Death of Creativity
When we are children, we live in a world of imaginary friends and countless ways to make something out of nothing. Creativity comes naturally to us but isn't as the talent it is, and we reflect this as the tendency of our school system to go against it. And we can see this problem in student attitudes towards their school days (2).
As students make their way through school, something happens to us. And when we restrict our creative tendency, we learn to solve problems in a sterilized environment where students only work with real-world issues, 26% of the time (3).
Here, preparation for life after school is minimal, and the simple systems that rule the classroom hinder student expectations of the real world. Creative education has the chance to bring forward lacking abilities such as:
Engaging in problem-solving
Demonstrating critical thinking
The skills can improve not only performance in work and school but in life as well. Parents and teachers are noticing this need, as 77% and 87%, respectively, believe that creative education gives students a bigger payoff (3). Transforming education in this way will provide youth the ability to traverse the complexities of a growing world.
Being able to navigate uncertainty is becoming a new specialty—a focus on ourselves and the skills to know the unknown. This necessity makes problem-solving and critical thinking fundamental for future professionals, as they will allow individuals to work their way through these unfamiliar landscapes.
At the beginning of 2020, there were 44 zettabytes of information (4). To compare, that's a trillion Gigabytes. And a Gigabyte is 1,000 Megabytes—and the average phone app is less than 100 of those. This massive size, which will grow exponentially in the coming years, reflects the state of growth that the world is currently in.
We have idealized being specialists so we can become specialists in a single area until our retirement. But the interconnected nature of the modern world is blurring the lines. And with the virtual landscapes, the world is transforming more than it ever did at the turn of the 19th century.
Final Thoughts: Developing a World for Tomorrow
No matter the direction we take, we will have to give future generations the abilities we have lacked in the past and move a step forward in our worldwide community. Sir Ken Robinson describes it best in his metaphor of what education should become.
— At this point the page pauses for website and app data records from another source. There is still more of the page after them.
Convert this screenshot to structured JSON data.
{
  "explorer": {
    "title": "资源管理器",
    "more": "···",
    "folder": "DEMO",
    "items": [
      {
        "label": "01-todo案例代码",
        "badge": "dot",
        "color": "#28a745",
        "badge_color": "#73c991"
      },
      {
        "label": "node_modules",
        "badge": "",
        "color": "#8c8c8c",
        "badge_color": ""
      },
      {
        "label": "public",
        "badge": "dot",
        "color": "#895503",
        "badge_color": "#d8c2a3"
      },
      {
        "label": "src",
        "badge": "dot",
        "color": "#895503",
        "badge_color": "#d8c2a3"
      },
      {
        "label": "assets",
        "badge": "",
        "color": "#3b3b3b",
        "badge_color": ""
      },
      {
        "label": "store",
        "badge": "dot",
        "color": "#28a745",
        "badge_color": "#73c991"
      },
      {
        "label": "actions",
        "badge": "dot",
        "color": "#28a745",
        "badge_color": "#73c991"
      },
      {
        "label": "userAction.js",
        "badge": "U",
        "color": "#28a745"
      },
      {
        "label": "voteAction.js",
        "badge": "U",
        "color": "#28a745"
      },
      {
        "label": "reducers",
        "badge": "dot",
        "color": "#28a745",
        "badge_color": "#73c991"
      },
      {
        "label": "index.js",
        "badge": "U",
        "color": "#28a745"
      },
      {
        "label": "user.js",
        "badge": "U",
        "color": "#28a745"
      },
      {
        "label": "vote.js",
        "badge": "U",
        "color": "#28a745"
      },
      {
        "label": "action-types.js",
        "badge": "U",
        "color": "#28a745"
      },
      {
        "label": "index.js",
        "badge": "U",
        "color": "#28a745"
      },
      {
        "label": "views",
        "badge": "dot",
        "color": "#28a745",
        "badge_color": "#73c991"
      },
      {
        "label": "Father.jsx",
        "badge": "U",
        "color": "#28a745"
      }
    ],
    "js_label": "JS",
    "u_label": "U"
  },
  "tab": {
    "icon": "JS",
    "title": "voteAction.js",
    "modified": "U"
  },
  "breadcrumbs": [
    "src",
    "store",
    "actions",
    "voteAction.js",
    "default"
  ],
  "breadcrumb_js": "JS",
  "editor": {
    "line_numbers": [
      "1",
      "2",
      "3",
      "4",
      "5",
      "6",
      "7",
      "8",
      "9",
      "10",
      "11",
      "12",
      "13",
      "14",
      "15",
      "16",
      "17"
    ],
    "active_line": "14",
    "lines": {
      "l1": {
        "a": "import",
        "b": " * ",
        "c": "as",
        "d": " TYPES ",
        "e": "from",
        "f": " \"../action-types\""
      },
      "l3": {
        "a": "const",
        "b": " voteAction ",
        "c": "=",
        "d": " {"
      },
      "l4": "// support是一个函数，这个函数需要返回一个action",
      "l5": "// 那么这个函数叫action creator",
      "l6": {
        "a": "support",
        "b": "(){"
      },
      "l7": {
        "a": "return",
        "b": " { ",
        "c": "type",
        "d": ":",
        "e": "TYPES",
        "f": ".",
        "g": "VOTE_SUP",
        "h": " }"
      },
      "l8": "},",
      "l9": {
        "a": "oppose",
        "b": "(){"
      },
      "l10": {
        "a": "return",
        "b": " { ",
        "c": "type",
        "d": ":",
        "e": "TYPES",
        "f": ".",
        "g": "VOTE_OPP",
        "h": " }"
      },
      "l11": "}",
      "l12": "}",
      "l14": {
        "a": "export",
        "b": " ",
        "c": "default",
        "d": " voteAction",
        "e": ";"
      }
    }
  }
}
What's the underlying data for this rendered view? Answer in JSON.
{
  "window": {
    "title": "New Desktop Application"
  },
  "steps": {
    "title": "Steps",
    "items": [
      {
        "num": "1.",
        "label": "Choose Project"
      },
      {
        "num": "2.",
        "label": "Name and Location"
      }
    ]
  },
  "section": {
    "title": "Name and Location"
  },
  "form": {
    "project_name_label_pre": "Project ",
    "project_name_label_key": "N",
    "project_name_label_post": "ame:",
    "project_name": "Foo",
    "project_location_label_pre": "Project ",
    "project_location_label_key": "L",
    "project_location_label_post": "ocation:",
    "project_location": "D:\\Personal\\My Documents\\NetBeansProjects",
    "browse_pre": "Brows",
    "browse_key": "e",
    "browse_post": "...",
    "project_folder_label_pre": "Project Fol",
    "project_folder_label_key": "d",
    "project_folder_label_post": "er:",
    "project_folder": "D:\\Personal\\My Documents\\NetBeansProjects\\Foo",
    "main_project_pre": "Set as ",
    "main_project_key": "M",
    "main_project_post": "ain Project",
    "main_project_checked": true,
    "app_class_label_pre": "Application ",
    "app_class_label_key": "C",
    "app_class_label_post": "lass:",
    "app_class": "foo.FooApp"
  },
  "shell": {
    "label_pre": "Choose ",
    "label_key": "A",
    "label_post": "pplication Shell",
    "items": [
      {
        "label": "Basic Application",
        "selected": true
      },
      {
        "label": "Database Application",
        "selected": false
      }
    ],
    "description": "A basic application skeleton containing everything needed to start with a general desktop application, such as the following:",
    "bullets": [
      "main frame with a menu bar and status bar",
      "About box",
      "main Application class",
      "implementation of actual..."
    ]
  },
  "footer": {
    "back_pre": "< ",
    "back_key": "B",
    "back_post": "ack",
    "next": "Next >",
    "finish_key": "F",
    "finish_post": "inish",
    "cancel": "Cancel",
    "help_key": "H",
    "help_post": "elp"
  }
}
"We have to go from what is essentially an industrial model of education, a manufacturing model, which is based on linearity and conformity and batching people. We have to move to a model that is based more on principle of agriculture. We have to recognize that human flourishing is not a mechanical process—it's an organic process. And you cannot predict the outcome of human development—All you can do, like a farmer, is create the conditions under which they will begin to flourish."
So, let's move to the human approach of education and cultivate the minds of tomorrow.
When we understand that we must nurture student potential, we will find a new world—a contemporary society-one in which we will no longer have to mold each other like clay but develop a life of fulfillment in our pursuit of happiness.
Cover Photo: Ted - Bring on the Learning Revolution
Silver, L. (2017, August 28). 4 charts on how people around the world see education. Pew Research Center; Pew Research Center. https://www.pewresearch.org/fact-tank/2017/08/28/4-charts-on-how-people-around-the-world-see-education/
Saad, L. (2019, October 28). Teachers Who Promote Creativity See Educational Results. Gallup.com; Gallup. https://news.gallup.com/opinion/gallup/245600/teachers-promote-creativity-educational-results.aspx
Gallup, I. (2019, October 28). Creativity in Learning. Gallup.com; Gallup. https://www.gallup.com/education/267449/creativity-learning-transformative-technology-gallup-report-2019.aspx
Branka Vuleta. (2020, January 30). How Much Data Is Created Every Day? [27 Powerful Stats]. SeedScientific. https://seedscientific.com/how-much-data-is-created-every-day/
Manyika, J., Chui, M., Mehdi Miremadi, Bughin, J., George, K., Willmott, P., & Dewhurst, M. (2017, January 12). Harnessing automation for a future that works. McKinsey & Company; McKinsey & Company. https://www.mckinsey.com/featured-insights/digital-disruption/harnessing-automation-for-a-future-that-works